## [MATERIAL FOR THE TASK]
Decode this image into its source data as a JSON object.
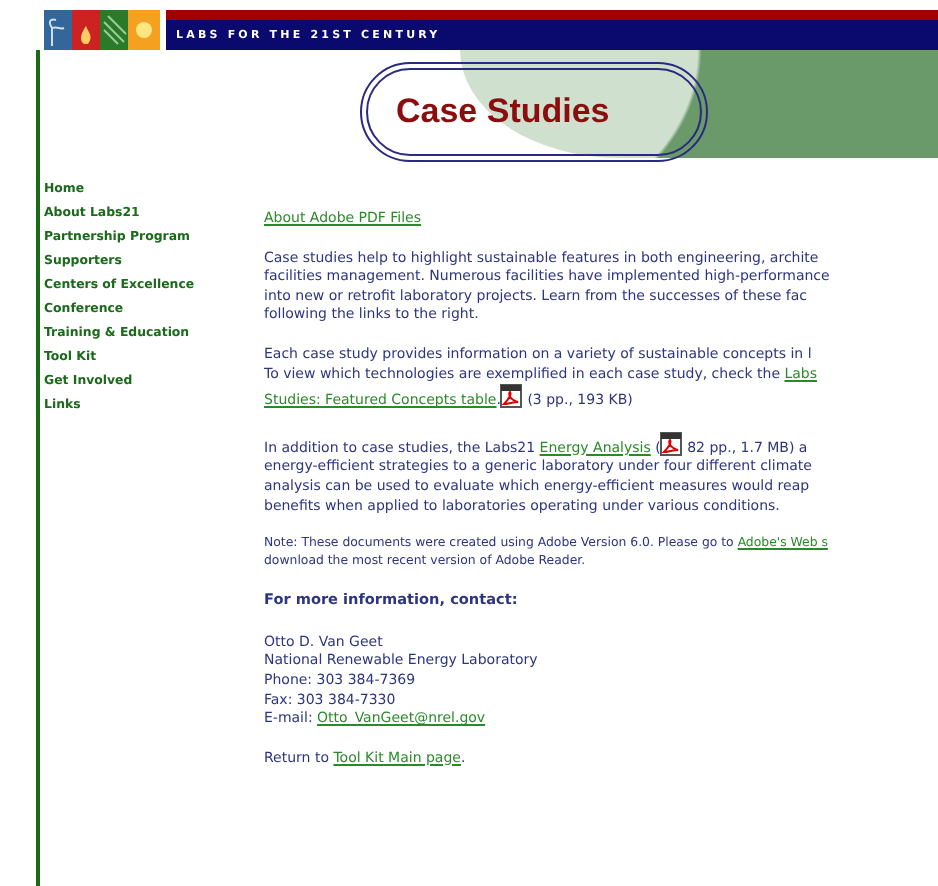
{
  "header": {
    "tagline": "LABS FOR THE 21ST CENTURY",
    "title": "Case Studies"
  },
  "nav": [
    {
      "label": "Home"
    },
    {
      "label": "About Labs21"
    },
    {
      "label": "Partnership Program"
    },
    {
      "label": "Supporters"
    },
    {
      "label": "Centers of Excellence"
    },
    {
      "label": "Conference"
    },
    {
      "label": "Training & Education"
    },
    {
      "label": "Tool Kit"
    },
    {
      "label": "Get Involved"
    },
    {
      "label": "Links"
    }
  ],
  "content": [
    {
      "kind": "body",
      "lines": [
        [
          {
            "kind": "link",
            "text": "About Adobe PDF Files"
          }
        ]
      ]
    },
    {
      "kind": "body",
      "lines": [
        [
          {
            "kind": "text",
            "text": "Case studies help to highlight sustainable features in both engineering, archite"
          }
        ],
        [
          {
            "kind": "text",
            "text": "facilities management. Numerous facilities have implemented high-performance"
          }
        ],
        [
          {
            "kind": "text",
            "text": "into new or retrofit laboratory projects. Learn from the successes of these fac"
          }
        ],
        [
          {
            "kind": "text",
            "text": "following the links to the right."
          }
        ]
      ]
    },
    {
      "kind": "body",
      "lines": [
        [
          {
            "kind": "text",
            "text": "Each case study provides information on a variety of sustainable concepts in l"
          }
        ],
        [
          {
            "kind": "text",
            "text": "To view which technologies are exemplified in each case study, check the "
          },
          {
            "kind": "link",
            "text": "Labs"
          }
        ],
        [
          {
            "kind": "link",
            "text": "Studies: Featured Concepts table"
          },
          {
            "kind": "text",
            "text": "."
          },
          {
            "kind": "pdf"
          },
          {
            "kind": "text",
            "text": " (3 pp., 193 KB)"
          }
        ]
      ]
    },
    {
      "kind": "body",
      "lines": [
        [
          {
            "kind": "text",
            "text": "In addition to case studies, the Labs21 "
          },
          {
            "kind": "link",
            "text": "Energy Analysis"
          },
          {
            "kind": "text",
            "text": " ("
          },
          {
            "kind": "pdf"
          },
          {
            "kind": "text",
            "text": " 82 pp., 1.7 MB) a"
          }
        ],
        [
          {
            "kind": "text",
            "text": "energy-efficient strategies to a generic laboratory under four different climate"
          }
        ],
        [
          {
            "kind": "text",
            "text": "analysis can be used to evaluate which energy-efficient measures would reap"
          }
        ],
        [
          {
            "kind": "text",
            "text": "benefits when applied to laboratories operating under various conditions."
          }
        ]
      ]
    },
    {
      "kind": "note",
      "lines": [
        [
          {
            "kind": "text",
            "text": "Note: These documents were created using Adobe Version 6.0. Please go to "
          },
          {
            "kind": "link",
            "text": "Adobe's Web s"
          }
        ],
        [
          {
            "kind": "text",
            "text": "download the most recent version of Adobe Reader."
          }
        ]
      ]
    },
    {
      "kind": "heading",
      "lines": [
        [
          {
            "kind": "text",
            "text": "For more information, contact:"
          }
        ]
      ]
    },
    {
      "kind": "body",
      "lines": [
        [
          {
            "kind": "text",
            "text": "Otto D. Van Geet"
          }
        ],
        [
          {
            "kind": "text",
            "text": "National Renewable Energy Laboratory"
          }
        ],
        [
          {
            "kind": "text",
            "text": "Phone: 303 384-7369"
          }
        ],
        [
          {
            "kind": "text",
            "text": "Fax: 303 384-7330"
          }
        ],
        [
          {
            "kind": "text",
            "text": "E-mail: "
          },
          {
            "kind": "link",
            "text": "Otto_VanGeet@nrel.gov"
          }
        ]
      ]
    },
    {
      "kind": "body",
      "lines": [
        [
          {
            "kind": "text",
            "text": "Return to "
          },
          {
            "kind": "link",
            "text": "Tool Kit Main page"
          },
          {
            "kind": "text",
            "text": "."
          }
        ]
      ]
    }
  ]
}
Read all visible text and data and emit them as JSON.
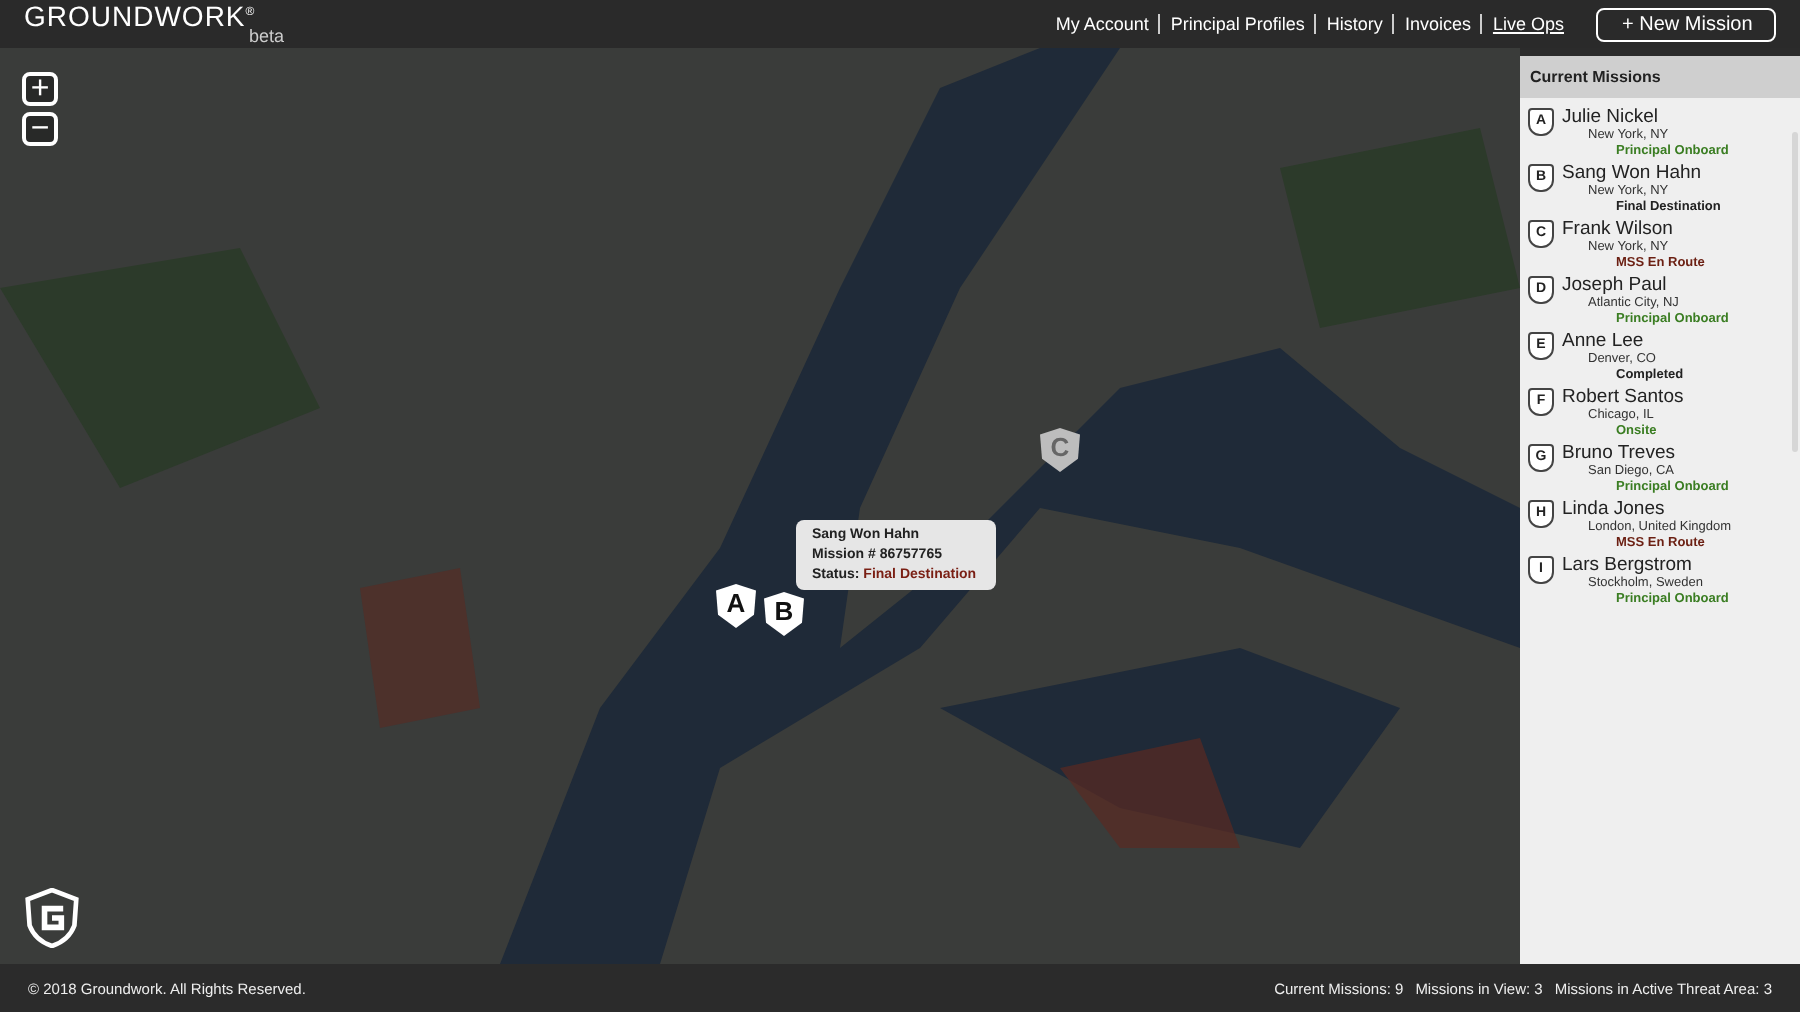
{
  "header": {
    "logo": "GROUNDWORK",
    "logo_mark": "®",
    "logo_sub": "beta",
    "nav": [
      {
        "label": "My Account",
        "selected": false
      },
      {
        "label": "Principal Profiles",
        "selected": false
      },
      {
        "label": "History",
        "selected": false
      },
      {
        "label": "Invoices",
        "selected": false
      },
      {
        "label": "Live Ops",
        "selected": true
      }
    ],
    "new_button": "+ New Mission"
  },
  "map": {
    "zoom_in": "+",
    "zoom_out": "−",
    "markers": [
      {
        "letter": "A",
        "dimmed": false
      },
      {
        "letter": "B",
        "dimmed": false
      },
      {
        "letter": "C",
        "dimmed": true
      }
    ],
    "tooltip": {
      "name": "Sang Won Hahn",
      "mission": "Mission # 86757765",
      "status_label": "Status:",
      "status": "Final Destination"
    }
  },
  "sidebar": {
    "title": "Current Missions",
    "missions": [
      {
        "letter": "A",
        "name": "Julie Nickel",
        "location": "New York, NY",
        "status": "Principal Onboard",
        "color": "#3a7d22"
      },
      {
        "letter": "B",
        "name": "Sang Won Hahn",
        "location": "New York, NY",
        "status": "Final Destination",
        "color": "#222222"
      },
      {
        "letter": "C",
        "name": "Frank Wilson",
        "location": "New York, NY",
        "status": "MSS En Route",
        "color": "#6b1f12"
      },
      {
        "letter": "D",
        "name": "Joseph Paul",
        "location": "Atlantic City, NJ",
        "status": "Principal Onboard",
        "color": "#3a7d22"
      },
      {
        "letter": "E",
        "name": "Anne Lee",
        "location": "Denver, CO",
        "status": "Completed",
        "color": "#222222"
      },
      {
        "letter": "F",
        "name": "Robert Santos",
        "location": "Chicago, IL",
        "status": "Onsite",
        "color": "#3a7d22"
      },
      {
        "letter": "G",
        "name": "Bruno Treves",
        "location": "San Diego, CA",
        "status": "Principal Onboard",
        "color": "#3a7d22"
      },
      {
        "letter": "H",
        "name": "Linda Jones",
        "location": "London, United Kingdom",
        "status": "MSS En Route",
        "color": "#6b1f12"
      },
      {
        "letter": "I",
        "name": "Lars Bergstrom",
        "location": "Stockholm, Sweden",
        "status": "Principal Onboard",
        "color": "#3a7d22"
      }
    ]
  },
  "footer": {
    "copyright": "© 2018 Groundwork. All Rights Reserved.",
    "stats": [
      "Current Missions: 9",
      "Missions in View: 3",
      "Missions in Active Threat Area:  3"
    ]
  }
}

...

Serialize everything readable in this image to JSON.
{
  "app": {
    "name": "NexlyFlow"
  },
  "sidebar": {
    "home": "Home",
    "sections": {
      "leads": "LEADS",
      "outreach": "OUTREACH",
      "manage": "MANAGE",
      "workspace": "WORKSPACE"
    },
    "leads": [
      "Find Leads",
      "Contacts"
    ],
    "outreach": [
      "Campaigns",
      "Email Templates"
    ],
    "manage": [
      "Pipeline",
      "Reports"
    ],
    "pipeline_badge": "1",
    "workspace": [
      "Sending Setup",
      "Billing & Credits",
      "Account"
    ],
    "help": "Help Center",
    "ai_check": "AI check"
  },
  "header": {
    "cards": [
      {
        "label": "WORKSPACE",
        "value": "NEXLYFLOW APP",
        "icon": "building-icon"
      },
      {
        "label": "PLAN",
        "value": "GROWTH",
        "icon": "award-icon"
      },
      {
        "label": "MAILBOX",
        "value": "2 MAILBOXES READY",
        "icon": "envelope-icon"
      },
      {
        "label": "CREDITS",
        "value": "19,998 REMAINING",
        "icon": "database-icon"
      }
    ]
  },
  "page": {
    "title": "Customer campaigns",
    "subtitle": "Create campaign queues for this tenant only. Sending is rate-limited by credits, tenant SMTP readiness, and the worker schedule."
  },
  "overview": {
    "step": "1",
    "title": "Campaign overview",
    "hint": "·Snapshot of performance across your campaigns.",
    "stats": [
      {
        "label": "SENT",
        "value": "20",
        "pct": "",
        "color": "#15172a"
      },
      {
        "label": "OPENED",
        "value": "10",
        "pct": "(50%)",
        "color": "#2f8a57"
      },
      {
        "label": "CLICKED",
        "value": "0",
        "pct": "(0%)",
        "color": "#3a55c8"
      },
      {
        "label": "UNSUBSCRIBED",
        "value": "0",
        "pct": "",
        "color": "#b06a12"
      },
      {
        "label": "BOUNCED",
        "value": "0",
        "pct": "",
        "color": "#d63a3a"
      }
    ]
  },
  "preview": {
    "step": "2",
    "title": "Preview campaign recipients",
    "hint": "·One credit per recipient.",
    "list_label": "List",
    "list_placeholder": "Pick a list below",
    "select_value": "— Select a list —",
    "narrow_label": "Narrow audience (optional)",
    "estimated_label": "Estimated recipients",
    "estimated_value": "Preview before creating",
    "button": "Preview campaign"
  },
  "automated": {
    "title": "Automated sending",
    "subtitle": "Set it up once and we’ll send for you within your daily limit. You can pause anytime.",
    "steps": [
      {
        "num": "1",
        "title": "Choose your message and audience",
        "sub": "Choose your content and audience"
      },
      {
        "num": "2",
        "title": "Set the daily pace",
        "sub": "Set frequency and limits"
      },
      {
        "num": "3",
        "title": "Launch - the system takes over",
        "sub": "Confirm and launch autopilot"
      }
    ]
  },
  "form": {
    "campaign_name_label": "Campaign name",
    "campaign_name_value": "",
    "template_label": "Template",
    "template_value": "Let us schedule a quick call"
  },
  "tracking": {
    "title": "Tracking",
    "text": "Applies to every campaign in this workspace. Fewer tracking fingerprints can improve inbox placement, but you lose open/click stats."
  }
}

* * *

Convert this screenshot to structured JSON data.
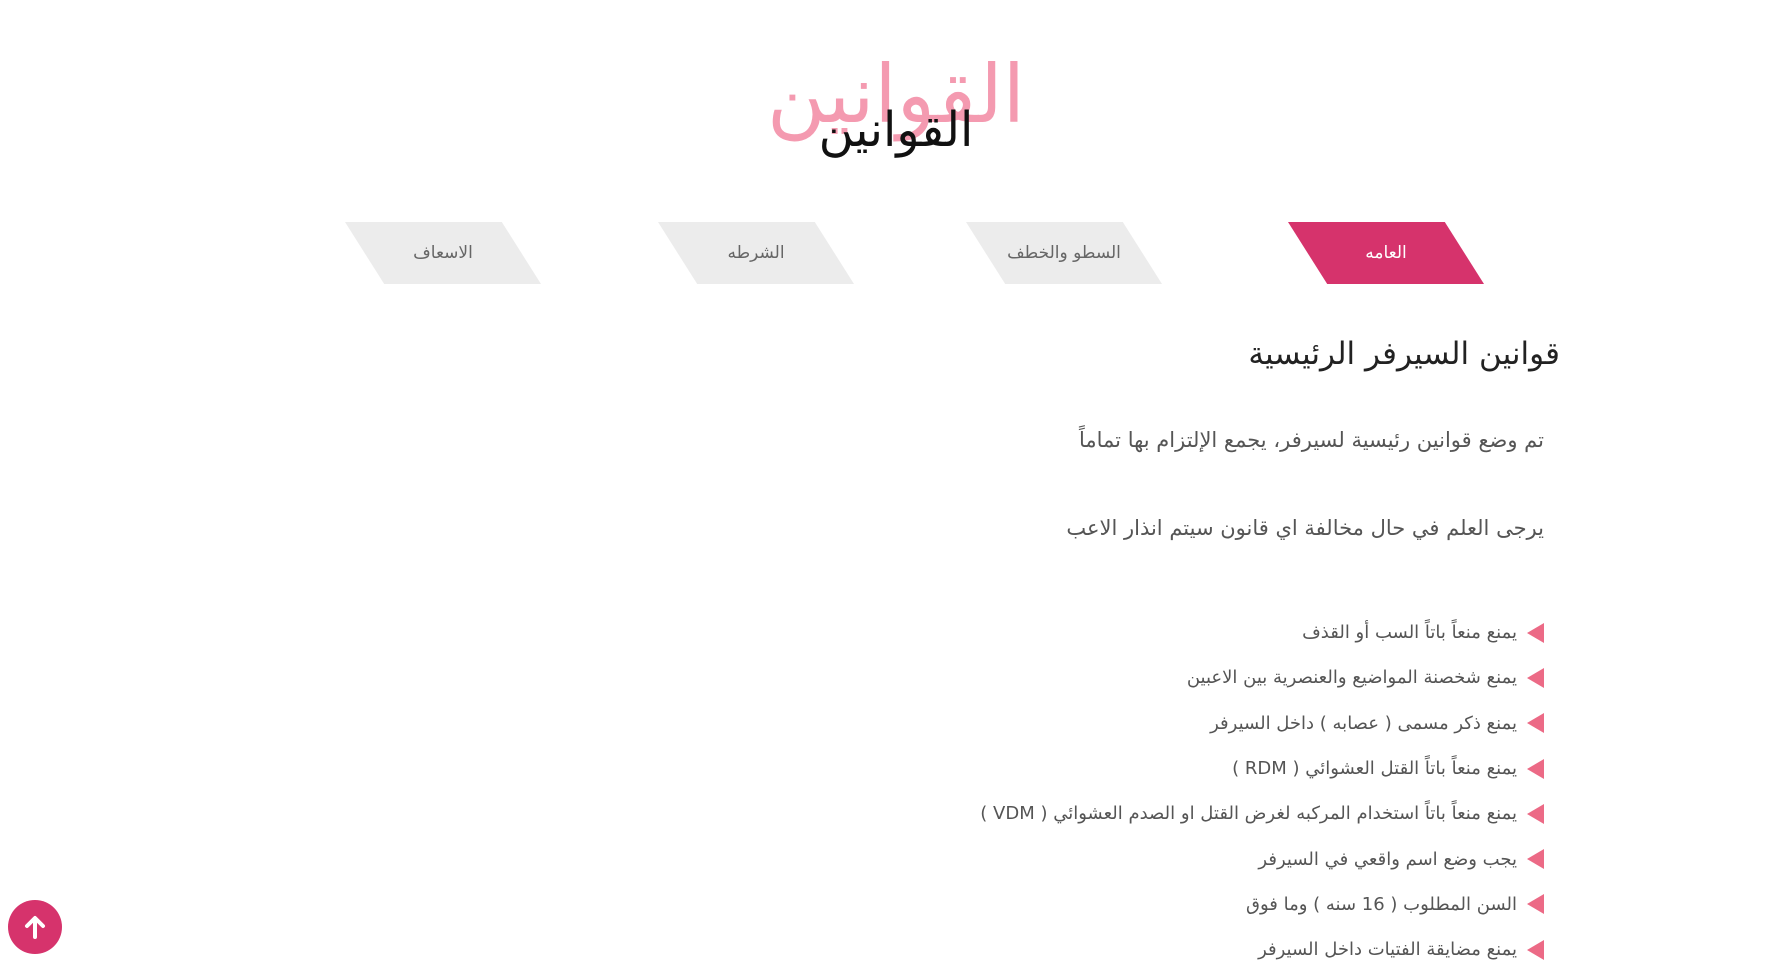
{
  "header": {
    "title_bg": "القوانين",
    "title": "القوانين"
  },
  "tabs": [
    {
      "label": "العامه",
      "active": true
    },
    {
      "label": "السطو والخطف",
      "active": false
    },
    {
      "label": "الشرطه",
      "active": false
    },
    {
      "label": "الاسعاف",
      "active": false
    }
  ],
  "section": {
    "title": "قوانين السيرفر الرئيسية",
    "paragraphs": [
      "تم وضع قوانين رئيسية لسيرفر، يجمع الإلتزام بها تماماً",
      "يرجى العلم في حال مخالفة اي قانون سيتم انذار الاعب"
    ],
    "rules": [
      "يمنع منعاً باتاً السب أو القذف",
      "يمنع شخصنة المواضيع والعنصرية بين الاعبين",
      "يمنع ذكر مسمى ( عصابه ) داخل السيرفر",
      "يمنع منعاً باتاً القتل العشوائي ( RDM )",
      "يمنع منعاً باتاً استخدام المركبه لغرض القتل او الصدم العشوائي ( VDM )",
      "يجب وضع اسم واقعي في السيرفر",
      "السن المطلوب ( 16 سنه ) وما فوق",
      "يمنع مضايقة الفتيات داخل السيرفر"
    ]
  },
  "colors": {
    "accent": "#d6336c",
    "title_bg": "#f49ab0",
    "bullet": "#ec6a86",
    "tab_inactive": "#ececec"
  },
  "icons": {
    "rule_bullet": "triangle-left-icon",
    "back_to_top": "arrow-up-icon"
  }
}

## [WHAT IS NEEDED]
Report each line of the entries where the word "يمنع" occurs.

## [RESPONSE TO THIS EXERCISE]
      "يمنع منعاً باتاً السب أو القذف",
      "يمنع شخصنة المواضيع والعنصرية بين الاعبين",
      "يمنع ذكر مسمى ( عصابه ) داخل السيرفر",
      "يمنع منعاً باتاً القتل العشوائي ( RDM )",
      "يمنع منعاً باتاً استخدام المركبه لغرض القتل او الصدم العشوائي ( VDM )",
      "يمنع مضايقة الفتيات داخل السيرفر"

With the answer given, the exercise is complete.